(3 / 5) : Good
1947- A Love Story succeeds in painting one of the cutest love stories of the recent past and stands a class apart.
Haricharan Pudipeddi Fri, 02 Sep 2011
From the banks of river cooum, in Chennai comes one of the purest love story between Amy Wilkinson and Malli. Dubbed from a Tamil hit film, Madarasapattinam, the film recreates Madras from the 40s when streets were almost vacant, political enthusiasm was at its zenith and colonialism was almost coming to an end.
Amy Wilkinson, 60 years later returns to Chennai in search of her lover, Malli, to whom she bid adieu a long, long time ago. With just an old photo of Malli in her possession, she wanders the streets of new madras, far different from what it was 60 years ago, enquiring several people about Malli. Cut to flashback- The year is 1945 and Amy, daughter of then governor of Madras, visits her dad to stay with him. She falls in love with Malli much to the disgust of her beau, Robert, a British police officer. What
happens between Malli and Amy forms the rest of the story.
The film has definitely drawn inspiration from films such as Lagaan and Titanic, but without attempting to replicate it. What makes this film different from others is the way it's been narrated and giving the audience an experience of a lifetime. Especially in a scene where the entire country is celebrating independence, two lovers face separation and that forms the film's central theme. The story isn't exceptional and neither are the characters but what keeps the film alive is the novelty in script. Most part of the film is spent on introducing the characters, setting up their relationship and the second half is mostly about the couple's desperate attempts to be with each other.
A lot of research seems to have gone into recreating the right look of Madras from the 40s and it shows on screen. It's bound to make one nostalgic about the historic moment when patriotism was at its peak just before India's independence. I'm glad that the director doesn't narrate events which led to Independence instead concentrates on portraying the poignant love between Amy and Malli. In simple words, director Vijay wisely uses Madras of the 40's just as a backdrop to paint a love story that would perfectly sync in it. Brilliant!

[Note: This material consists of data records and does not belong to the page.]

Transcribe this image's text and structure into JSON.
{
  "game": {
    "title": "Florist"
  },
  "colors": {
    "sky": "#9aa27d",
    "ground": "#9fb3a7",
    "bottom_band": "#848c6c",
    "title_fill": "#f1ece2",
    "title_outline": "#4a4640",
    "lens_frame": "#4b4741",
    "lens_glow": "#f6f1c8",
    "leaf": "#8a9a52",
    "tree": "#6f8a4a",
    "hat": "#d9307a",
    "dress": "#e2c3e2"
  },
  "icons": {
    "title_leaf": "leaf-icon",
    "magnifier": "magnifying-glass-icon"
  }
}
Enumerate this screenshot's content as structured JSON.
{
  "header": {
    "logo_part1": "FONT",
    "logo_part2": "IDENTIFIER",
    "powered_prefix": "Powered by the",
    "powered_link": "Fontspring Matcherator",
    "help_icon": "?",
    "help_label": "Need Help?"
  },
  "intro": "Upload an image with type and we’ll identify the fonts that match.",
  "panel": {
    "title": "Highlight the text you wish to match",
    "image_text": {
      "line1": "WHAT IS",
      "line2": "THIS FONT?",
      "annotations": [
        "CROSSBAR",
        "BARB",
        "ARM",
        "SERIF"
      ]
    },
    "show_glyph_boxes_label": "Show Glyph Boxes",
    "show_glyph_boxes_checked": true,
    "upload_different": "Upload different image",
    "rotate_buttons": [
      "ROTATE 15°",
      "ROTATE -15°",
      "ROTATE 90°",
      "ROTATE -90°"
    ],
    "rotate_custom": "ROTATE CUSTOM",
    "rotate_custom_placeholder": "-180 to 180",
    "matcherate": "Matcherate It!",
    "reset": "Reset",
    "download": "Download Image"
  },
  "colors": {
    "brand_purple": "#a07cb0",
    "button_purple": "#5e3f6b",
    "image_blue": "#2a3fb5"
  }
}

Arya and Amy were perfect in their roles without overdoing anything. Arya as Malli and his efforts to learn English is hilarious to watch. While, Amy on the other hand steals the show with her endearing beauty that can keep you hooked on to your seats.
G.V Prakash's music serves as a lullaby and puts you to sleep and Nirav Shah's cinematography is the showstopper. Had it not been for Nirav, we wouldn't have got an opportunity to see a city that's real beauty was long lost. Direction by Vijay was impeccable, although few may accuse him of lifting bits and pieces of theme from foreign films, rest would actually appreciate his effort to bring forth a lively experience.
Critic: Haricharan Pudipeddi
(3 / 5) : Good